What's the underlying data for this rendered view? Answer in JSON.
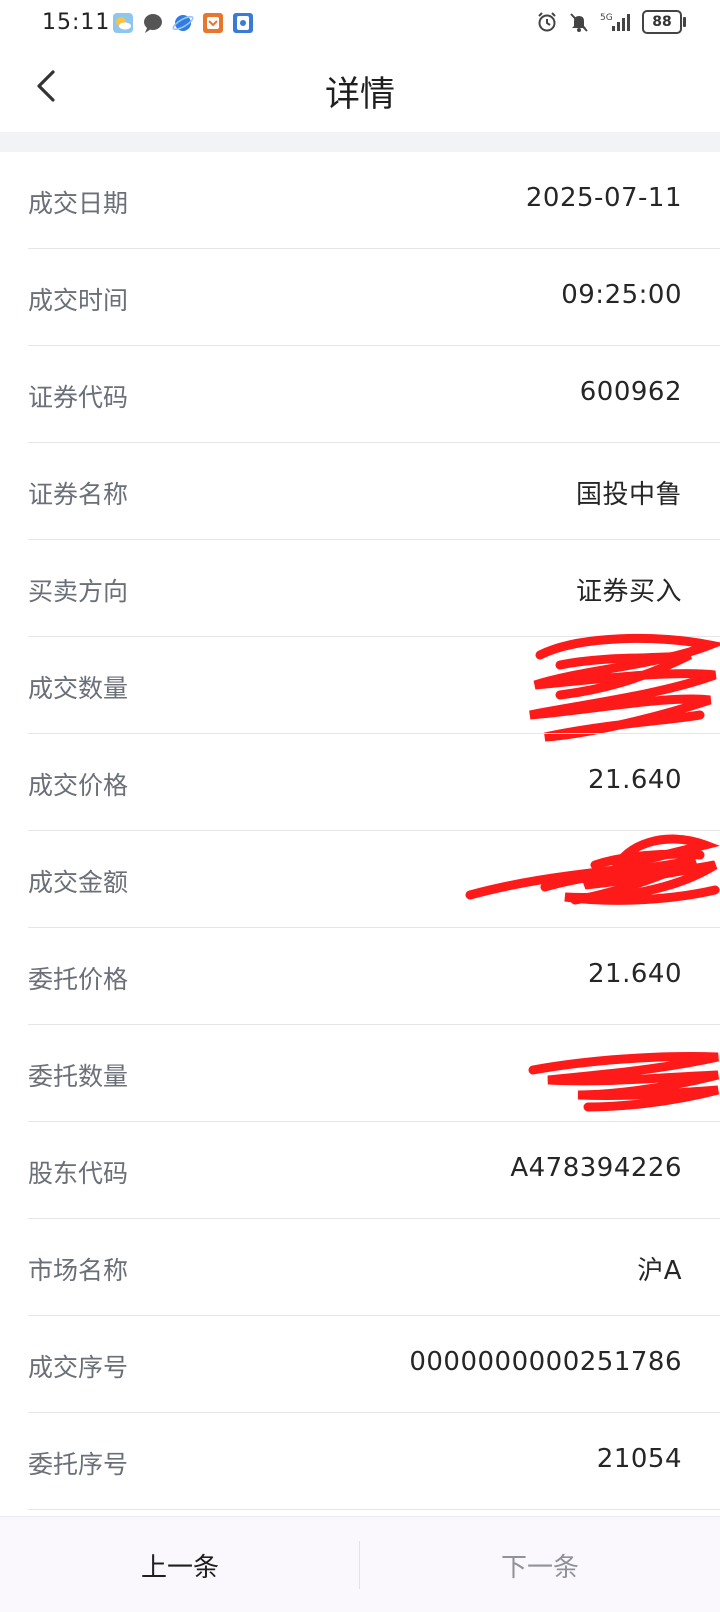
{
  "status_bar": {
    "time": "15:11",
    "battery": "88",
    "left_icons": [
      "weather-icon",
      "message-icon",
      "browser-icon",
      "app-icon",
      "wallet-icon"
    ],
    "right_icons": [
      "alarm-icon",
      "mute-icon",
      "signal-5g-icon",
      "battery-icon"
    ]
  },
  "header": {
    "title": "详情",
    "back_icon": "chevron-left-icon"
  },
  "rows": [
    {
      "label": "成交日期",
      "value": "2025-07-11"
    },
    {
      "label": "成交时间",
      "value": "09:25:00"
    },
    {
      "label": "证券代码",
      "value": "600962"
    },
    {
      "label": "证券名称",
      "value": "国投中鲁"
    },
    {
      "label": "买卖方向",
      "value": "证券买入"
    },
    {
      "label": "成交数量",
      "value": ""
    },
    {
      "label": "成交价格",
      "value": "21.640"
    },
    {
      "label": "成交金额",
      "value": ""
    },
    {
      "label": "委托价格",
      "value": "21.640"
    },
    {
      "label": "委托数量",
      "value": ""
    },
    {
      "label": "股东代码",
      "value": "A478394226"
    },
    {
      "label": "市场名称",
      "value": "沪A"
    },
    {
      "label": "成交序号",
      "value": "0000000000251786"
    },
    {
      "label": "委托序号",
      "value": "21054"
    }
  ],
  "bottom_bar": {
    "prev_label": "上一条",
    "next_label": "下一条"
  },
  "colors": {
    "redaction": "#ff1a1a",
    "label": "#6b6f78",
    "value": "#262626",
    "band": "#f1f3f7"
  }
}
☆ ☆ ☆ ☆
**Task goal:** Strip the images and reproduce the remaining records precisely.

**Result of this exercise:**
What's the underlying data for this rendered view? Answer in JSON.
{
  "status_bar": {
    "time": "15:11",
    "battery": "88",
    "left_icons": [
      "weather-icon",
      "message-icon",
      "browser-icon",
      "app-icon",
      "wallet-icon"
    ],
    "right_icons": [
      "alarm-icon",
      "mute-icon",
      "signal-5g-icon",
      "battery-icon"
    ]
  },
  "header": {
    "title": "详情",
    "back_icon": "chevron-left-icon"
  },
  "rows": [
    {
      "label": "成交日期",
      "value": "2025-07-11"
    },
    {
      "label": "成交时间",
      "value": "09:25:00"
    },
    {
      "label": "证券代码",
      "value": "600962"
    },
    {
      "label": "证券名称",
      "value": "国投中鲁"
    },
    {
      "label": "买卖方向",
      "value": "证券买入"
    },
    {
      "label": "成交数量",
      "value": ""
    },
    {
      "label": "成交价格",
      "value": "21.640"
    },
    {
      "label": "成交金额",
      "value": ""
    },
    {
      "label": "委托价格",
      "value": "21.640"
    },
    {
      "label": "委托数量",
      "value": ""
    },
    {
      "label": "股东代码",
      "value": "A478394226"
    },
    {
      "label": "市场名称",
      "value": "沪A"
    },
    {
      "label": "成交序号",
      "value": "0000000000251786"
    },
    {
      "label": "委托序号",
      "value": "21054"
    }
  ],
  "bottom_bar": {
    "prev_label": "上一条",
    "next_label": "下一条"
  },
  "colors": {
    "redaction": "#ff1a1a",
    "label": "#6b6f78",
    "value": "#262626",
    "band": "#f1f3f7"
  }
}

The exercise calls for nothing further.